Return a copy of every line in the data below that contains "likes".

Material supplied START

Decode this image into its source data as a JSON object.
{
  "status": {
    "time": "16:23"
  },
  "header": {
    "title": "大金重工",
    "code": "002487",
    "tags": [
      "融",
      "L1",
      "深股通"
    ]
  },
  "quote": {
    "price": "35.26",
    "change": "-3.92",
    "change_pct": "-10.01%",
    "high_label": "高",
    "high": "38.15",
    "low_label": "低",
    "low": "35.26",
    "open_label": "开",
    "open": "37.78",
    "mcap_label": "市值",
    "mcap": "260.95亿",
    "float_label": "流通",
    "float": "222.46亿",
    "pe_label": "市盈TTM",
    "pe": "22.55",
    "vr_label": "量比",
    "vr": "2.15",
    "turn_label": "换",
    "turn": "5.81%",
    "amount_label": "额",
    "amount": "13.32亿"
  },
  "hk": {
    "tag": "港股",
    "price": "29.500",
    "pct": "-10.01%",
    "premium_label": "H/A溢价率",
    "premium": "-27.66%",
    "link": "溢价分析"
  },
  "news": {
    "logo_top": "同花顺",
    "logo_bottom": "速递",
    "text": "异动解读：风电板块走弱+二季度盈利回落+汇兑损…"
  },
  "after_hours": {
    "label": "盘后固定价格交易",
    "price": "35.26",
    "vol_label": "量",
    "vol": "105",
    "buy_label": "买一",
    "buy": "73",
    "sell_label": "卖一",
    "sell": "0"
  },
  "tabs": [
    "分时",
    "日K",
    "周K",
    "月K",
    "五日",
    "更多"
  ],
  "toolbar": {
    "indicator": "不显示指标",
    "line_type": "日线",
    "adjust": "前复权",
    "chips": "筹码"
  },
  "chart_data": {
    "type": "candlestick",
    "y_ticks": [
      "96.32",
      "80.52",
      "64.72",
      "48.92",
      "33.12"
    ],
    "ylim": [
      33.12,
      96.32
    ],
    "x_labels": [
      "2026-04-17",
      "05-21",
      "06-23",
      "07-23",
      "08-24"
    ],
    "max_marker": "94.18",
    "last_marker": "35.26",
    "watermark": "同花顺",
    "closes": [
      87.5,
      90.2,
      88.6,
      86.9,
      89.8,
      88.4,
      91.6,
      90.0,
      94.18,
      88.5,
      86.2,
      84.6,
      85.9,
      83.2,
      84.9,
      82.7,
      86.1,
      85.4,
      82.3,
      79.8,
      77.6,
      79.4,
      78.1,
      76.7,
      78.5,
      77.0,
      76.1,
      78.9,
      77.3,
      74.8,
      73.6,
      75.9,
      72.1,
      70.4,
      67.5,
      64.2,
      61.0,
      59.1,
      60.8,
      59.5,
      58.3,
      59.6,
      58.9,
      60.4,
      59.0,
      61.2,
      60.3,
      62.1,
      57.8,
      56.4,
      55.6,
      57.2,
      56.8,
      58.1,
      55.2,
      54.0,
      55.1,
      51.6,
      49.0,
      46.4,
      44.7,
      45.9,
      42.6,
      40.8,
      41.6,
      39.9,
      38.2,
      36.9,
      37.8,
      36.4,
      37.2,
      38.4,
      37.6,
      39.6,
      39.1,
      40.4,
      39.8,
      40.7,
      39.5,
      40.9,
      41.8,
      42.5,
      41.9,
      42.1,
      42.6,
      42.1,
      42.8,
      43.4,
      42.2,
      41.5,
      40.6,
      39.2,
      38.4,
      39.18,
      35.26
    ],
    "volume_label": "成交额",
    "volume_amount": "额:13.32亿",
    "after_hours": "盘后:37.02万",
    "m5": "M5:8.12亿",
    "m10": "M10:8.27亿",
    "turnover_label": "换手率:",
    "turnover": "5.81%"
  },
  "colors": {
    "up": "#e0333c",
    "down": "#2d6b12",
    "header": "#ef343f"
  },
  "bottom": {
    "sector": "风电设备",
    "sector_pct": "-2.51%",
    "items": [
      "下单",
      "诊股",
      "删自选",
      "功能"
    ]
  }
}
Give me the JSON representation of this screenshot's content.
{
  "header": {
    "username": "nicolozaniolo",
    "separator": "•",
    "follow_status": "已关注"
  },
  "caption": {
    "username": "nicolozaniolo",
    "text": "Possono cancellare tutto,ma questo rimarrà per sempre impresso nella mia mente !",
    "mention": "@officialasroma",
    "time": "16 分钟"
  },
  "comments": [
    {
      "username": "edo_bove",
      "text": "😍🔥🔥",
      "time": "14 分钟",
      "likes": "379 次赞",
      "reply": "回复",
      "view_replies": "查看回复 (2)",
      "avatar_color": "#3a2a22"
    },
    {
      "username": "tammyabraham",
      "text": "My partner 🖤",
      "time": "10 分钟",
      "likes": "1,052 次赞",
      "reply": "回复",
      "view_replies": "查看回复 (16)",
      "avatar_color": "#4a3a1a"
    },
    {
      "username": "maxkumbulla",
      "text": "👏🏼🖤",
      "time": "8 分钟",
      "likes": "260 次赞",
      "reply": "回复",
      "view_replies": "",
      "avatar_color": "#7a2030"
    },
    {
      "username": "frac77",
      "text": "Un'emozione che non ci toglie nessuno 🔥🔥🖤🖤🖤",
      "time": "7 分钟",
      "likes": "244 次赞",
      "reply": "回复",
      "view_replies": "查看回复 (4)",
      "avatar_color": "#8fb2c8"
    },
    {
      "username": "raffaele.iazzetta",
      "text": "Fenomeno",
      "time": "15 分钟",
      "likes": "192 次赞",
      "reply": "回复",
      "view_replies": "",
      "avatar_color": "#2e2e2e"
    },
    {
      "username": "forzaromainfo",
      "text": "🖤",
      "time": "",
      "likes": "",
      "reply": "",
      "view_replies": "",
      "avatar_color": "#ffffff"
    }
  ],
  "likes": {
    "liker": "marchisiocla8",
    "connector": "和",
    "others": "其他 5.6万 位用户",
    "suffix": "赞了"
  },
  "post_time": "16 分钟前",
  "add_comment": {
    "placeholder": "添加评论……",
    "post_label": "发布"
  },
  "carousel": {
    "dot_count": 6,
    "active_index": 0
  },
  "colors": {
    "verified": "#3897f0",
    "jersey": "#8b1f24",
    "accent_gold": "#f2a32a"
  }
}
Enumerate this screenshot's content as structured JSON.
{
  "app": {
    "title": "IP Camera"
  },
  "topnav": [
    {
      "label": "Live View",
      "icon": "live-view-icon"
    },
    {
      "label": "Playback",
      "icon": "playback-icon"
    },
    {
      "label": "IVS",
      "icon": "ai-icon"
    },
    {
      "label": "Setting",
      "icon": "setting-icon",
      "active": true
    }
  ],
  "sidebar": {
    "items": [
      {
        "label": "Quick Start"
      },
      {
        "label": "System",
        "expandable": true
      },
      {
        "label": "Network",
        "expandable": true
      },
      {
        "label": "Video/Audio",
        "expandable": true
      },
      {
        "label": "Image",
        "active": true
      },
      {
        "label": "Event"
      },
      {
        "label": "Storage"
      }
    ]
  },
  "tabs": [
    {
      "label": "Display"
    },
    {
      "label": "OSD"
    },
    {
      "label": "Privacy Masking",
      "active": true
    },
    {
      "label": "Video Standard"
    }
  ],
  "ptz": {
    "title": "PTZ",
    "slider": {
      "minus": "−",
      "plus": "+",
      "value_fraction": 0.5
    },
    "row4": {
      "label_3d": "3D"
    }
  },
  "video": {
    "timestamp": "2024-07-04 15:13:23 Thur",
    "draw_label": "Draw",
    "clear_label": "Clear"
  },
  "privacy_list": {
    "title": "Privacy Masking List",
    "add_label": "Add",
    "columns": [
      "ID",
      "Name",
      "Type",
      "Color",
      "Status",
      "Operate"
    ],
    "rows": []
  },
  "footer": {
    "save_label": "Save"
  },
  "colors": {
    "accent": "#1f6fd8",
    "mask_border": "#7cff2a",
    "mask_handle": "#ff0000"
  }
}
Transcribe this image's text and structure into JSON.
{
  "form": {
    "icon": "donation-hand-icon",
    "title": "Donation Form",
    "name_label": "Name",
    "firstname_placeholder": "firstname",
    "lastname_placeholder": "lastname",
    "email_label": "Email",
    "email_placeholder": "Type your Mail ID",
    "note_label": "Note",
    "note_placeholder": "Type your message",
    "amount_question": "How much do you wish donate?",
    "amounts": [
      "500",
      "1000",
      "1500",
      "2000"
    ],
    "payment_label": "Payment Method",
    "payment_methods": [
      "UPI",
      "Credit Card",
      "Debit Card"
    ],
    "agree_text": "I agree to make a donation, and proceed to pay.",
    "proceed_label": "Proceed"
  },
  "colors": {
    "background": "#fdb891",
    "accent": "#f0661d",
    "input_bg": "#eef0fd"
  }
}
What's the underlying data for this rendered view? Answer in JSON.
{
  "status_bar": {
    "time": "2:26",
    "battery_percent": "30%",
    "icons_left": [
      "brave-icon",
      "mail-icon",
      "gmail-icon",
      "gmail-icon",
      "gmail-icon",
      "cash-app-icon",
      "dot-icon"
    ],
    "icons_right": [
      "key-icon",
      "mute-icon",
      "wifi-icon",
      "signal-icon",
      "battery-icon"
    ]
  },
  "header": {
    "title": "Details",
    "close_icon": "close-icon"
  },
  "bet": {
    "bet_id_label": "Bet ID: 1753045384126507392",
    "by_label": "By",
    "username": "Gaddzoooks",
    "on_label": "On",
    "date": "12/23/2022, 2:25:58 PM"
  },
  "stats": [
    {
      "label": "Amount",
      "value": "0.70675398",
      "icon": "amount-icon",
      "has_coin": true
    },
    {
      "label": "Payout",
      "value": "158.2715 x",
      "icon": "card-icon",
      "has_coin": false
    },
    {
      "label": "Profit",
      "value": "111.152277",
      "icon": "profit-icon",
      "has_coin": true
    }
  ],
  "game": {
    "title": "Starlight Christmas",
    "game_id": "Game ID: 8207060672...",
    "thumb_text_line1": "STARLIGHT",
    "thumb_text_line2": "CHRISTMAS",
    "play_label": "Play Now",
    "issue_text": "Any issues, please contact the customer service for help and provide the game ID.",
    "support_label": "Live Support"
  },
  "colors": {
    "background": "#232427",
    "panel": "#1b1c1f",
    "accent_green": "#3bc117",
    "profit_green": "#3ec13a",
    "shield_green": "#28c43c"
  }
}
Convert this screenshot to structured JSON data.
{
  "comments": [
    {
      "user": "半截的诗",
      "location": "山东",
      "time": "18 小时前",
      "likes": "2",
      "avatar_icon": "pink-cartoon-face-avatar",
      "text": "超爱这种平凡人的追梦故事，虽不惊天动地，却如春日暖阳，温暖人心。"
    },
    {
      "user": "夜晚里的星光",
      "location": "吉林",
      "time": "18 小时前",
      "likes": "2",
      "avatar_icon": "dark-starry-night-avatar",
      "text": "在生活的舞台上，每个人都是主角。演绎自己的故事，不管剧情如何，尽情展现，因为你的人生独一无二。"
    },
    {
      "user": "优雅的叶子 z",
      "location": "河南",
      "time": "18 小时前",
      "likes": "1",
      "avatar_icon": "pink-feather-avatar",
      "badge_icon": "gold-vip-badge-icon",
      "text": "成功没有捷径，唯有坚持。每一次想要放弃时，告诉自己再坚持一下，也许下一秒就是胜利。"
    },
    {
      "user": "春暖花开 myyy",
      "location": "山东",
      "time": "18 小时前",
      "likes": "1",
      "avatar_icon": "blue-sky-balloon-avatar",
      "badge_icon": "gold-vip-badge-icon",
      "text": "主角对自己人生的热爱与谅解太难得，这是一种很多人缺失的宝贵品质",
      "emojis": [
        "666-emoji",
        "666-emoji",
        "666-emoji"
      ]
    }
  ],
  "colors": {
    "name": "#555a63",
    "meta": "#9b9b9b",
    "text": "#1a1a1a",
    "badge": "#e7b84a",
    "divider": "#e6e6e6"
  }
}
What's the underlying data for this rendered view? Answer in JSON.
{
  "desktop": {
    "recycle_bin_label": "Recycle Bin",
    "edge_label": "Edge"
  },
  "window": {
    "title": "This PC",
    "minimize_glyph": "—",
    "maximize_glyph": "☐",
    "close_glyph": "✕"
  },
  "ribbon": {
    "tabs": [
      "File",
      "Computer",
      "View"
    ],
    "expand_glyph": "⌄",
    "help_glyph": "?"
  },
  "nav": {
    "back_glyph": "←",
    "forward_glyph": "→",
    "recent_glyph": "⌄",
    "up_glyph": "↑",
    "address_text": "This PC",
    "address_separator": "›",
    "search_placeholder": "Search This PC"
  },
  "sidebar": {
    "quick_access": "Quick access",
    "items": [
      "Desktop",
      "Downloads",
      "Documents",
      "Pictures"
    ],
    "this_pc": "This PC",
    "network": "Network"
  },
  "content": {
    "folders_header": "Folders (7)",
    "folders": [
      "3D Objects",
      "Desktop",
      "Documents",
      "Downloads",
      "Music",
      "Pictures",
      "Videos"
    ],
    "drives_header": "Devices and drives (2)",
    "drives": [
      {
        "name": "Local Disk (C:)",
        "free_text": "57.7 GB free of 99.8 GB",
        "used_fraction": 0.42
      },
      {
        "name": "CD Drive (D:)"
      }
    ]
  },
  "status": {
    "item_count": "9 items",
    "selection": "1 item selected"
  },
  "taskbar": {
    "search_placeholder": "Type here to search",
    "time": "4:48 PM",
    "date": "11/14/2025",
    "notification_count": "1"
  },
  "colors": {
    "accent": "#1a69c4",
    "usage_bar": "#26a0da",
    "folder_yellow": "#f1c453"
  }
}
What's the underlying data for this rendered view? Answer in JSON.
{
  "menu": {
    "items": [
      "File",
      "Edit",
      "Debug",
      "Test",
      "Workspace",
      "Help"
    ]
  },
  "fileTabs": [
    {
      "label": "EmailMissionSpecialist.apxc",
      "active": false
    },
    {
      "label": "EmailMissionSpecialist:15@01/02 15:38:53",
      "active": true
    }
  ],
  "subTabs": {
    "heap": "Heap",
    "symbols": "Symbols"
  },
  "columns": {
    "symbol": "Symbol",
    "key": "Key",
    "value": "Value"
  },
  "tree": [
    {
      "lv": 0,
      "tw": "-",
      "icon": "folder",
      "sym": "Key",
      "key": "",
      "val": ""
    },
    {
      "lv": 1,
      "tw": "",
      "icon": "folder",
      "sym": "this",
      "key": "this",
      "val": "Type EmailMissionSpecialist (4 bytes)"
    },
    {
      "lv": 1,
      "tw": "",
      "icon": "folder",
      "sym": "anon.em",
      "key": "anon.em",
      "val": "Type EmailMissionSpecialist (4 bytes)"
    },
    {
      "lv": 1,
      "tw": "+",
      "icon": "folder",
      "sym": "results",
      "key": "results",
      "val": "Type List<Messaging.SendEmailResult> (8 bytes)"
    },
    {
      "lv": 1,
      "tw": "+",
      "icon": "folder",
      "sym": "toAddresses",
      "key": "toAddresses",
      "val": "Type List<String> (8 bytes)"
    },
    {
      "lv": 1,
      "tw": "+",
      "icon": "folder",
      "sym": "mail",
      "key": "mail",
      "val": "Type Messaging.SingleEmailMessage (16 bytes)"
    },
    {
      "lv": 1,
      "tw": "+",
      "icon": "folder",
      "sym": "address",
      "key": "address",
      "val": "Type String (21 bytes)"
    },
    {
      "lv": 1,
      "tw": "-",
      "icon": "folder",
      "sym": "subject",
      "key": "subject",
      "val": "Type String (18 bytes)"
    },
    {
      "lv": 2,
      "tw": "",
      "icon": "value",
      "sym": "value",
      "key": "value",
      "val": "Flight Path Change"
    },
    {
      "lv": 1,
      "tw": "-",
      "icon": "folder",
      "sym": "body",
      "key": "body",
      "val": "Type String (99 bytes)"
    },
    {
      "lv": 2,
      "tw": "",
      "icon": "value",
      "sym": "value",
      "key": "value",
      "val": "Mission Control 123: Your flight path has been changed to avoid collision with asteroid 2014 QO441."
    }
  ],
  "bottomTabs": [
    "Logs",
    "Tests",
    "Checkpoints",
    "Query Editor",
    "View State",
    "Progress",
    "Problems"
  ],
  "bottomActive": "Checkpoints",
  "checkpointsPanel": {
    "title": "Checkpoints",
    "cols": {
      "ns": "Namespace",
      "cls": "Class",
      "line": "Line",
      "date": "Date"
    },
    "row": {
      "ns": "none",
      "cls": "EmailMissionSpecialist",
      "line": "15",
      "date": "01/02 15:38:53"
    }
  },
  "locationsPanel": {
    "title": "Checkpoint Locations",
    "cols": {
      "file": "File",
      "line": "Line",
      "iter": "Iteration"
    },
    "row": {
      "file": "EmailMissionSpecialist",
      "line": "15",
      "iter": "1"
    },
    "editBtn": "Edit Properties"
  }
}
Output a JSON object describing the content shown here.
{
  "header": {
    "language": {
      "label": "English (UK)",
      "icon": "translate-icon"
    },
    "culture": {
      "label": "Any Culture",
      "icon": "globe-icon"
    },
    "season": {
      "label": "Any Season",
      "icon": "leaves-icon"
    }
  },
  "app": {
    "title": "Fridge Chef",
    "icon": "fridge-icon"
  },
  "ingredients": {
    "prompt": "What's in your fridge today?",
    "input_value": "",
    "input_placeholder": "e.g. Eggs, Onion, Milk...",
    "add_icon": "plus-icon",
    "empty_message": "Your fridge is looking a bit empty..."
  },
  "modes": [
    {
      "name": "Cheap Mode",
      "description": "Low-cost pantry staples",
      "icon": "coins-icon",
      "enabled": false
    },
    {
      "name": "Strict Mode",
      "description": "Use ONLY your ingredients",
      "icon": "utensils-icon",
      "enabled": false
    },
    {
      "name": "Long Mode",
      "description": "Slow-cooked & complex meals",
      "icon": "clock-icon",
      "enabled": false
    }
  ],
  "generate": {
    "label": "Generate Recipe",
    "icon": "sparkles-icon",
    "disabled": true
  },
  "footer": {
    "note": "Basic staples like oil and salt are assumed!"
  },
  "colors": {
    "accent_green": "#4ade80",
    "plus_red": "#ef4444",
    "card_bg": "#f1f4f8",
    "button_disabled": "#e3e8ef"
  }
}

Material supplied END

◆ Response:
      "likes": "379 次赞",
      "likes": "1,052 次赞",
      "likes": "260 次赞",
      "likes": "244 次赞",
      "likes": "192 次赞",
      "likes": "",
  "likes": {
      "likes": "2",
      "likes": "2",
      "likes": "1",
      "likes": "1",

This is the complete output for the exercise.